[Data listing — start]

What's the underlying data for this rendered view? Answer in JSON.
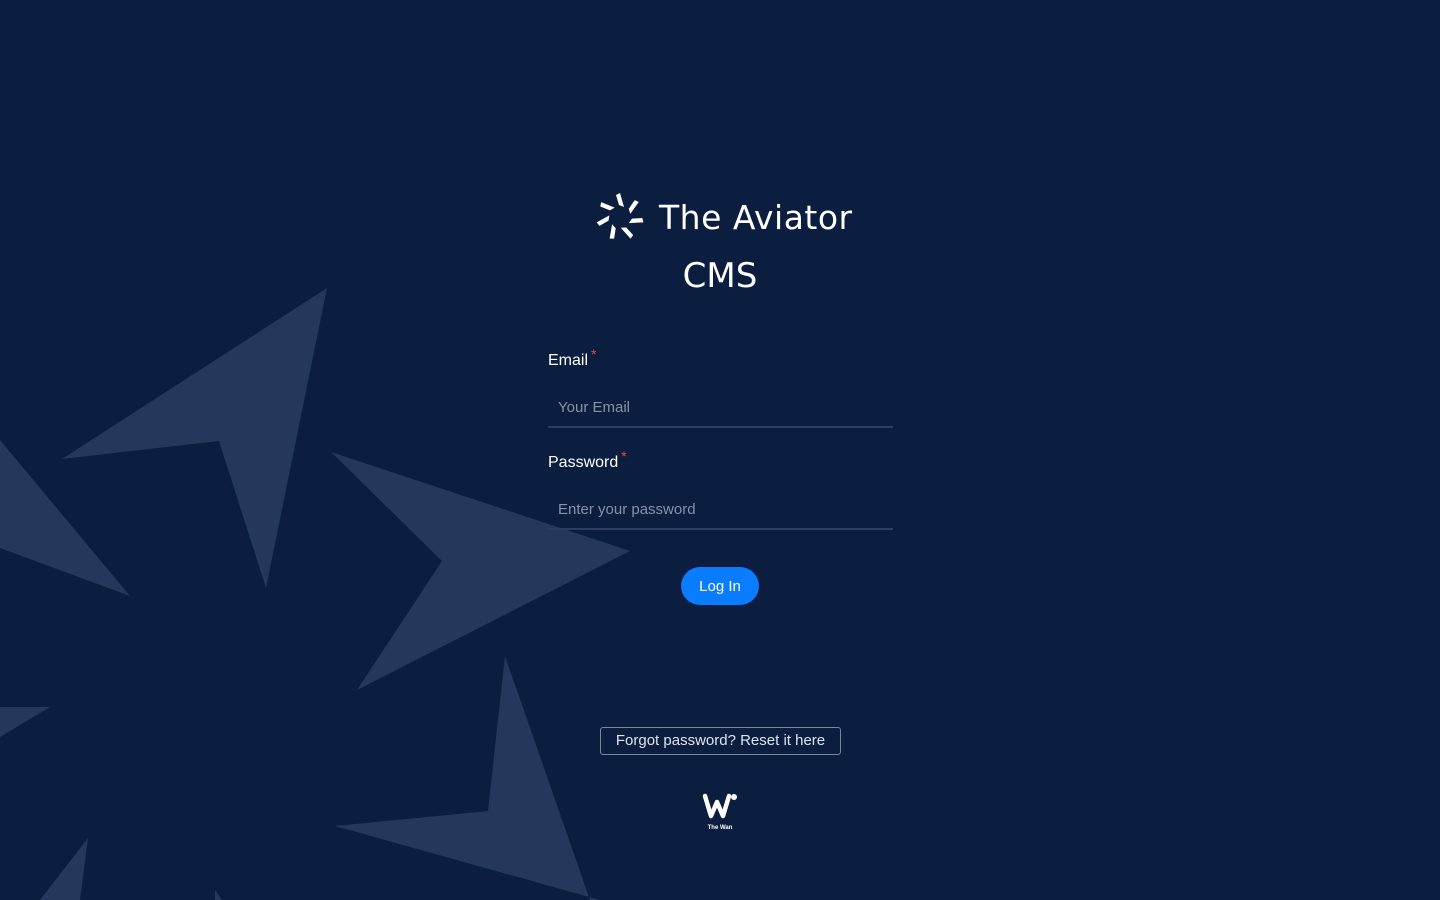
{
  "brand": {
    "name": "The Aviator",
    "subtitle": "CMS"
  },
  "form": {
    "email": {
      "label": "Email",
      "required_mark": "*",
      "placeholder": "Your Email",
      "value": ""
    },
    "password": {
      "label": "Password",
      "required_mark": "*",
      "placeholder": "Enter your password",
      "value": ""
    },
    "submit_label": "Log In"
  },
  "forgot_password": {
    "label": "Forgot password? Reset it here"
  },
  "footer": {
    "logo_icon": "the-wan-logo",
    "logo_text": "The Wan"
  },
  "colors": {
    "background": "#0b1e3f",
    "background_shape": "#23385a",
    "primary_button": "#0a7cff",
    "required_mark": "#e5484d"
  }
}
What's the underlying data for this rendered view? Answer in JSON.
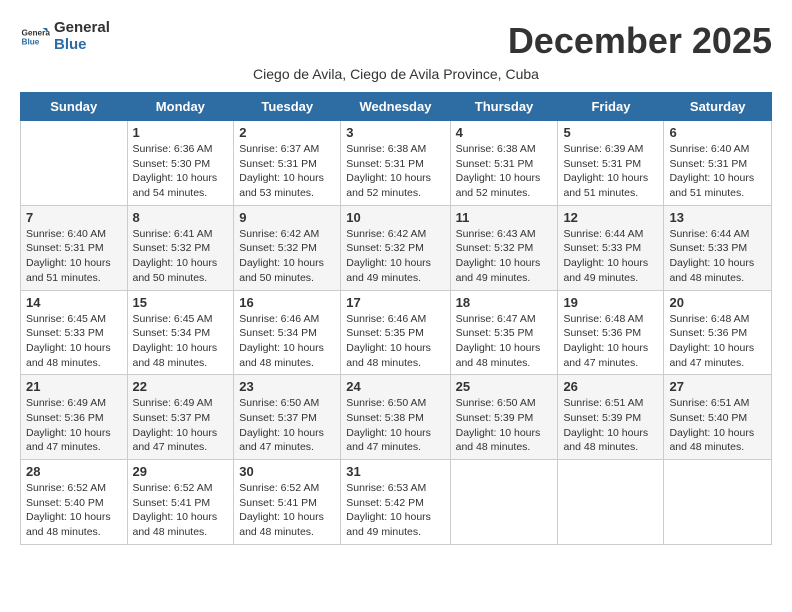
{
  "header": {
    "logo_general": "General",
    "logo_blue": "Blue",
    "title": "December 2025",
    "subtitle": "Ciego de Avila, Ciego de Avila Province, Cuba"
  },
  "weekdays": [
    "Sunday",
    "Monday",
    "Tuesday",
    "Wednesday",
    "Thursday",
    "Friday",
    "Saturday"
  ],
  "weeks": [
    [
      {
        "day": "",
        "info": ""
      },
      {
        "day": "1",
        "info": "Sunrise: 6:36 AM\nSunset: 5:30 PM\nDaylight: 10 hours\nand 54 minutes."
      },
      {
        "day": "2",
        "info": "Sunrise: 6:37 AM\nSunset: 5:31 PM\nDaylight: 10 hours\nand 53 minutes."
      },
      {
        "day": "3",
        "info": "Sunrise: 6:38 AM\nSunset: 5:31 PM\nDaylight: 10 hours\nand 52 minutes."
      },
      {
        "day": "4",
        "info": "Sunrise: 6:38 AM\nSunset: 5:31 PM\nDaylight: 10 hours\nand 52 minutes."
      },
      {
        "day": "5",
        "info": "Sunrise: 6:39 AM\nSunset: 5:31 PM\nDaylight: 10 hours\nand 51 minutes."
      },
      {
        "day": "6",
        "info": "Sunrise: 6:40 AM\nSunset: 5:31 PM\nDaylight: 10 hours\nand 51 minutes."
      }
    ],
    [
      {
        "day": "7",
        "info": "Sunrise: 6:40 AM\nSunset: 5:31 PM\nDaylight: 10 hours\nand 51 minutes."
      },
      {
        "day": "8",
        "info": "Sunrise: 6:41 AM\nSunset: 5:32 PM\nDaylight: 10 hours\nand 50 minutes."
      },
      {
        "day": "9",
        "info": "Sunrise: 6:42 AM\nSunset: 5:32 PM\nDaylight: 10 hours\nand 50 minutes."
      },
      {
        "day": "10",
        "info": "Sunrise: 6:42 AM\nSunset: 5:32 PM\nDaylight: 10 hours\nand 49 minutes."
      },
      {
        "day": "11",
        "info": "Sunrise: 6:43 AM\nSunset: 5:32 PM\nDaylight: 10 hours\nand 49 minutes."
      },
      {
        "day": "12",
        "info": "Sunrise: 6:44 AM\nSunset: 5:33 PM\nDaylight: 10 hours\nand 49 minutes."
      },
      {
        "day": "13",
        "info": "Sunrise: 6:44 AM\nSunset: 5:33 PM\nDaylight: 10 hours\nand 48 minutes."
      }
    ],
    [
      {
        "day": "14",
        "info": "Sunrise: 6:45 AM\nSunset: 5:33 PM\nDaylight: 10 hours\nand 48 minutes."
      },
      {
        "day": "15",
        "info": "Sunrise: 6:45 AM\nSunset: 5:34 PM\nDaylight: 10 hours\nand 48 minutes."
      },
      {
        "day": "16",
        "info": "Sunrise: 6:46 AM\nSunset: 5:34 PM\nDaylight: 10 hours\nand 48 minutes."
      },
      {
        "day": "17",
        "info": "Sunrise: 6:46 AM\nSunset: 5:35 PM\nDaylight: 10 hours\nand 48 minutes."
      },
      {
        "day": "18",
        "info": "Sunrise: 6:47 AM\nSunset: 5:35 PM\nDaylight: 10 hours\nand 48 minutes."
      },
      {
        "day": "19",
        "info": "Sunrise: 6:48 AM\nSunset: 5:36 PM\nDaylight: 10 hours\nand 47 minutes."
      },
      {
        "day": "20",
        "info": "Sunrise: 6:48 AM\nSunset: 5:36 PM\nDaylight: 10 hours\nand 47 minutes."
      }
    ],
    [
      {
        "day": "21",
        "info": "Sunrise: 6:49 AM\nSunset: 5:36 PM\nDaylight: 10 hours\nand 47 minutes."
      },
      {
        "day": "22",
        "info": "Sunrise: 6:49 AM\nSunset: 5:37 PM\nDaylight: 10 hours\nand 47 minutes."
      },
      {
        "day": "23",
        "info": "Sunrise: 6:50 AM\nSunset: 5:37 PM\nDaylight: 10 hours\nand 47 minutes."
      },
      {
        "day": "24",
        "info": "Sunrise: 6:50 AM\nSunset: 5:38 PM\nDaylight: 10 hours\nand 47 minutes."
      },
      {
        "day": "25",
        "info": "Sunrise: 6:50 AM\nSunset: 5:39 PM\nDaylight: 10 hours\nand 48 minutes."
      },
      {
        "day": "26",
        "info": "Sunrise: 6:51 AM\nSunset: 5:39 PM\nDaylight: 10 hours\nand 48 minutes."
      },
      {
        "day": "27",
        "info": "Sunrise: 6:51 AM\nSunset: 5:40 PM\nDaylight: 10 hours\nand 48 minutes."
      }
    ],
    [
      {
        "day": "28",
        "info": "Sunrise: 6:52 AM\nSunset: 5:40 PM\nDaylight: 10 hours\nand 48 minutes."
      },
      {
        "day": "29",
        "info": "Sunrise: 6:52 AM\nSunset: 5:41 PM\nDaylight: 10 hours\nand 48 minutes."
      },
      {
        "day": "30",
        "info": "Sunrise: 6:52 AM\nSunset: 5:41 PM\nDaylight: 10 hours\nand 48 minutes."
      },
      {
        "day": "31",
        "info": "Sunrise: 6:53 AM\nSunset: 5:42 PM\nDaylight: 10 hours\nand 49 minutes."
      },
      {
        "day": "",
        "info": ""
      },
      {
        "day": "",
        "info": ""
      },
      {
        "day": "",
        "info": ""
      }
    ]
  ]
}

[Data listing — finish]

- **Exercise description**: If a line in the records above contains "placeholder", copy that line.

- **Task response**:
      "placeholder": "Your Email",
      "placeholder": "Enter your password",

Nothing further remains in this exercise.